Data records
++++++++++

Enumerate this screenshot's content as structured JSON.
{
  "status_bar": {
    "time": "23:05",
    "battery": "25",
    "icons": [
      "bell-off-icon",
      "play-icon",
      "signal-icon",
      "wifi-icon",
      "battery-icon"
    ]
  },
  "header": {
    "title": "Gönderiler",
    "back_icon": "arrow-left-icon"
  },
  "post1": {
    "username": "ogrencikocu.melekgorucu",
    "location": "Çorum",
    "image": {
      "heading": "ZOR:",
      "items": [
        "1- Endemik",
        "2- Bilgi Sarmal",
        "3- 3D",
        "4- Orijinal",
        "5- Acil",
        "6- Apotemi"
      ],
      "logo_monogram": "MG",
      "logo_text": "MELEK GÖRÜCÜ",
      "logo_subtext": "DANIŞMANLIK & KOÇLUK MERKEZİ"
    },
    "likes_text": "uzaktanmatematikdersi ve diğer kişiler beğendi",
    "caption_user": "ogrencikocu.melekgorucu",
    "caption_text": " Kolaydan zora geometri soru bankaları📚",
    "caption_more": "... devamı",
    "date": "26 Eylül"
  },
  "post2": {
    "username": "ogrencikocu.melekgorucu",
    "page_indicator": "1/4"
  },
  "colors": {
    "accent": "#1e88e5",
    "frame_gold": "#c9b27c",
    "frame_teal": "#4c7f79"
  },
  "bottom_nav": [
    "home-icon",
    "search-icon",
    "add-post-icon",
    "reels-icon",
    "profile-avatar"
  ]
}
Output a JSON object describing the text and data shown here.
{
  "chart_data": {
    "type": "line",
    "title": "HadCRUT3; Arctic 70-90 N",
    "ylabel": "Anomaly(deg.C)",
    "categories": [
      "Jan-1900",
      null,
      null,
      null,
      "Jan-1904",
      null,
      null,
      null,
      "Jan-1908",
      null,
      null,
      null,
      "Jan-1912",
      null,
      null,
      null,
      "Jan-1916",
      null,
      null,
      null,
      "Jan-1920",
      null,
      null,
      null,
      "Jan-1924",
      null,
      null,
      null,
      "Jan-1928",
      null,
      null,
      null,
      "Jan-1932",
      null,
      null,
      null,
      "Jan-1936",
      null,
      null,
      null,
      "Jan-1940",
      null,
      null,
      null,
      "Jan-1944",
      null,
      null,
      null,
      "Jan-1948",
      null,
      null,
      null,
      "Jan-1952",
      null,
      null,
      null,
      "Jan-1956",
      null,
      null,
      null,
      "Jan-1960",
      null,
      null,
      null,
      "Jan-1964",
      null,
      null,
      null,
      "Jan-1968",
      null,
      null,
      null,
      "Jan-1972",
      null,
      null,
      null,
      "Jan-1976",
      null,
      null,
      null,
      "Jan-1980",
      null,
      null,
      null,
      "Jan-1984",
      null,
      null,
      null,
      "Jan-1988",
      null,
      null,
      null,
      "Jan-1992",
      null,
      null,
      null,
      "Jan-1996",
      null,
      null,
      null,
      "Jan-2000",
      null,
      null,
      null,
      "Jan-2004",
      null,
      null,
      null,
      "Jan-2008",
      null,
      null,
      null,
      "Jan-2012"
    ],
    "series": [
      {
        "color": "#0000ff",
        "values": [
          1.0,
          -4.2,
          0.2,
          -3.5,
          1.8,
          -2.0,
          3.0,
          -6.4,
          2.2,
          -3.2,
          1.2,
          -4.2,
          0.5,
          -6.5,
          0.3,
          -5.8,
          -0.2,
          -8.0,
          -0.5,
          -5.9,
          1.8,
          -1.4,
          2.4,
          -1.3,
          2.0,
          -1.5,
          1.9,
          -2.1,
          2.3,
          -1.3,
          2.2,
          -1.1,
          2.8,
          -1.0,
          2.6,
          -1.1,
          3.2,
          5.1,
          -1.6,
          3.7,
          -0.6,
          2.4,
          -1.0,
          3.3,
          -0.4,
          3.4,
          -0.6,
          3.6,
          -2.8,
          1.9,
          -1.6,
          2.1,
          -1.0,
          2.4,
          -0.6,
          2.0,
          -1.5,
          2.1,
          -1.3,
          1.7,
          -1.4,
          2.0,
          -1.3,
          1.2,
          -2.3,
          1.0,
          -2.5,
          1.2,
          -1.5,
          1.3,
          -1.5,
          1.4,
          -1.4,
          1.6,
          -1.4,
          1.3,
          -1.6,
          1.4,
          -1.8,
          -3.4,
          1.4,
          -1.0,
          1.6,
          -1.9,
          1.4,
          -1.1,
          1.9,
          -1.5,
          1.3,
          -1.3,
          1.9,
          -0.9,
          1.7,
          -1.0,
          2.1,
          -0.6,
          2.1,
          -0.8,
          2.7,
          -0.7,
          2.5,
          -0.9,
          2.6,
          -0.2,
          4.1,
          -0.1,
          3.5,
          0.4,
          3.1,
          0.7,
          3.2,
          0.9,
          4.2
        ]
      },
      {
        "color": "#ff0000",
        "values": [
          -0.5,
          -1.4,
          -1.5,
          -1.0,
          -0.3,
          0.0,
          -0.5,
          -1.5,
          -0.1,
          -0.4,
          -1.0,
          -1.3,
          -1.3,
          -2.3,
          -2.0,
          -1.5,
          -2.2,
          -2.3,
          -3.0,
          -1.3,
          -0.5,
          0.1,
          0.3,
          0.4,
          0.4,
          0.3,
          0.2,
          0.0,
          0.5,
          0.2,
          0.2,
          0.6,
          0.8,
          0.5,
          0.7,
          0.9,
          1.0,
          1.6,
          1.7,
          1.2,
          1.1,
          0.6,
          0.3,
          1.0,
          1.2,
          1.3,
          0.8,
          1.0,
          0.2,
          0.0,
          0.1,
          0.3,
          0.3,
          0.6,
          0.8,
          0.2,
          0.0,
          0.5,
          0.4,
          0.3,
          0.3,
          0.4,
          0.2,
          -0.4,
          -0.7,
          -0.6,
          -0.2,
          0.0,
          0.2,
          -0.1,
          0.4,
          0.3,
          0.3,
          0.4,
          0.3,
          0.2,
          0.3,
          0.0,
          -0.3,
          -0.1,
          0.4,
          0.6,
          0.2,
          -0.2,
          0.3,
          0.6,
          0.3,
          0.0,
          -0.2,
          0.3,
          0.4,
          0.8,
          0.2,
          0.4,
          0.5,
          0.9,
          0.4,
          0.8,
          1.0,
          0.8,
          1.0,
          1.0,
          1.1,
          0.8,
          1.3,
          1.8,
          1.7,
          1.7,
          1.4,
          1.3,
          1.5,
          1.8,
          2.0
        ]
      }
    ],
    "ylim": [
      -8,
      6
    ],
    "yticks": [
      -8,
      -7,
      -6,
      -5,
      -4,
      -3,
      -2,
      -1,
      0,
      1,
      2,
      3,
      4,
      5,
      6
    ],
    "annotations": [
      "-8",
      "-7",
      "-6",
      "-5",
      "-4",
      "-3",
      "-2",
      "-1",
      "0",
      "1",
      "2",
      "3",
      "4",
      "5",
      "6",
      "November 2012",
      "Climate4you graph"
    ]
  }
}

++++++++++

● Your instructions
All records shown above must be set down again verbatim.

● Answer space
Enumerate this screenshot's content as structured JSON.
{
  "status_bar": {
    "time": "23:05",
    "battery": "25",
    "icons": [
      "bell-off-icon",
      "play-icon",
      "signal-icon",
      "wifi-icon",
      "battery-icon"
    ]
  },
  "header": {
    "title": "Gönderiler",
    "back_icon": "arrow-left-icon"
  },
  "post1": {
    "username": "ogrencikocu.melekgorucu",
    "location": "Çorum",
    "image": {
      "heading": "ZOR:",
      "items": [
        "1- Endemik",
        "2- Bilgi Sarmal",
        "3- 3D",
        "4- Orijinal",
        "5- Acil",
        "6- Apotemi"
      ],
      "logo_monogram": "MG",
      "logo_text": "MELEK GÖRÜCÜ",
      "logo_subtext": "DANIŞMANLIK & KOÇLUK MERKEZİ"
    },
    "likes_text": "uzaktanmatematikdersi ve diğer kişiler beğendi",
    "caption_user": "ogrencikocu.melekgorucu",
    "caption_text": " Kolaydan zora geometri soru bankaları📚",
    "caption_more": "... devamı",
    "date": "26 Eylül"
  },
  "post2": {
    "username": "ogrencikocu.melekgorucu",
    "page_indicator": "1/4"
  },
  "colors": {
    "accent": "#1e88e5",
    "frame_gold": "#c9b27c",
    "frame_teal": "#4c7f79"
  },
  "bottom_nav": [
    "home-icon",
    "search-icon",
    "add-post-icon",
    "reels-icon",
    "profile-avatar"
  ]
}
Output a JSON object describing the text and data shown here.
{
  "chart_data": {
    "type": "line",
    "title": "HadCRUT3; Arctic 70-90 N",
    "ylabel": "Anomaly(deg.C)",
    "categories": [
      "Jan-1900",
      null,
      null,
      null,
      "Jan-1904",
      null,
      null,
      null,
      "Jan-1908",
      null,
      null,
      null,
      "Jan-1912",
      null,
      null,
      null,
      "Jan-1916",
      null,
      null,
      null,
      "Jan-1920",
      null,
      null,
      null,
      "Jan-1924",
      null,
      null,
      null,
      "Jan-1928",
      null,
      null,
      null,
      "Jan-1932",
      null,
      null,
      null,
      "Jan-1936",
      null,
      null,
      null,
      "Jan-1940",
      null,
      null,
      null,
      "Jan-1944",
      null,
      null,
      null,
      "Jan-1948",
      null,
      null,
      null,
      "Jan-1952",
      null,
      null,
      null,
      "Jan-1956",
      null,
      null,
      null,
      "Jan-1960",
      null,
      null,
      null,
      "Jan-1964",
      null,
      null,
      null,
      "Jan-1968",
      null,
      null,
      null,
      "Jan-1972",
      null,
      null,
      null,
      "Jan-1976",
      null,
      null,
      null,
      "Jan-1980",
      null,
      null,
      null,
      "Jan-1984",
      null,
      null,
      null,
      "Jan-1988",
      null,
      null,
      null,
      "Jan-1992",
      null,
      null,
      null,
      "Jan-1996",
      null,
      null,
      null,
      "Jan-2000",
      null,
      null,
      null,
      "Jan-2004",
      null,
      null,
      null,
      "Jan-2008",
      null,
      null,
      null,
      "Jan-2012"
    ],
    "series": [
      {
        "color": "#0000ff",
        "values": [
          1.0,
          -4.2,
          0.2,
          -3.5,
          1.8,
          -2.0,
          3.0,
          -6.4,
          2.2,
          -3.2,
          1.2,
          -4.2,
          0.5,
          -6.5,
          0.3,
          -5.8,
          -0.2,
          -8.0,
          -0.5,
          -5.9,
          1.8,
          -1.4,
          2.4,
          -1.3,
          2.0,
          -1.5,
          1.9,
          -2.1,
          2.3,
          -1.3,
          2.2,
          -1.1,
          2.8,
          -1.0,
          2.6,
          -1.1,
          3.2,
          5.1,
          -1.6,
          3.7,
          -0.6,
          2.4,
          -1.0,
          3.3,
          -0.4,
          3.4,
          -0.6,
          3.6,
          -2.8,
          1.9,
          -1.6,
          2.1,
          -1.0,
          2.4,
          -0.6,
          2.0,
          -1.5,
          2.1,
          -1.3,
          1.7,
          -1.4,
          2.0,
          -1.3,
          1.2,
          -2.3,
          1.0,
          -2.5,
          1.2,
          -1.5,
          1.3,
          -1.5,
          1.4,
          -1.4,
          1.6,
          -1.4,
          1.3,
          -1.6,
          1.4,
          -1.8,
          -3.4,
          1.4,
          -1.0,
          1.6,
          -1.9,
          1.4,
          -1.1,
          1.9,
          -1.5,
          1.3,
          -1.3,
          1.9,
          -0.9,
          1.7,
          -1.0,
          2.1,
          -0.6,
          2.1,
          -0.8,
          2.7,
          -0.7,
          2.5,
          -0.9,
          2.6,
          -0.2,
          4.1,
          -0.1,
          3.5,
          0.4,
          3.1,
          0.7,
          3.2,
          0.9,
          4.2
        ]
      },
      {
        "color": "#ff0000",
        "values": [
          -0.5,
          -1.4,
          -1.5,
          -1.0,
          -0.3,
          0.0,
          -0.5,
          -1.5,
          -0.1,
          -0.4,
          -1.0,
          -1.3,
          -1.3,
          -2.3,
          -2.0,
          -1.5,
          -2.2,
          -2.3,
          -3.0,
          -1.3,
          -0.5,
          0.1,
          0.3,
          0.4,
          0.4,
          0.3,
          0.2,
          0.0,
          0.5,
          0.2,
          0.2,
          0.6,
          0.8,
          0.5,
          0.7,
          0.9,
          1.0,
          1.6,
          1.7,
          1.2,
          1.1,
          0.6,
          0.3,
          1.0,
          1.2,
          1.3,
          0.8,
          1.0,
          0.2,
          0.0,
          0.1,
          0.3,
          0.3,
          0.6,
          0.8,
          0.2,
          0.0,
          0.5,
          0.4,
          0.3,
          0.3,
          0.4,
          0.2,
          -0.4,
          -0.7,
          -0.6,
          -0.2,
          0.0,
          0.2,
          -0.1,
          0.4,
          0.3,
          0.3,
          0.4,
          0.3,
          0.2,
          0.3,
          0.0,
          -0.3,
          -0.1,
          0.4,
          0.6,
          0.2,
          -0.2,
          0.3,
          0.6,
          0.3,
          0.0,
          -0.2,
          0.3,
          0.4,
          0.8,
          0.2,
          0.4,
          0.5,
          0.9,
          0.4,
          0.8,
          1.0,
          0.8,
          1.0,
          1.0,
          1.1,
          0.8,
          1.3,
          1.8,
          1.7,
          1.7,
          1.4,
          1.3,
          1.5,
          1.8,
          2.0
        ]
      }
    ],
    "ylim": [
      -8,
      6
    ],
    "yticks": [
      -8,
      -7,
      -6,
      -5,
      -4,
      -3,
      -2,
      -1,
      0,
      1,
      2,
      3,
      4,
      5,
      6
    ],
    "annotations": [
      "-8",
      "-7",
      "-6",
      "-5",
      "-4",
      "-3",
      "-2",
      "-1",
      "0",
      "1",
      "2",
      "3",
      "4",
      "5",
      "6",
      "November 2012",
      "Climate4you graph"
    ]
  }
}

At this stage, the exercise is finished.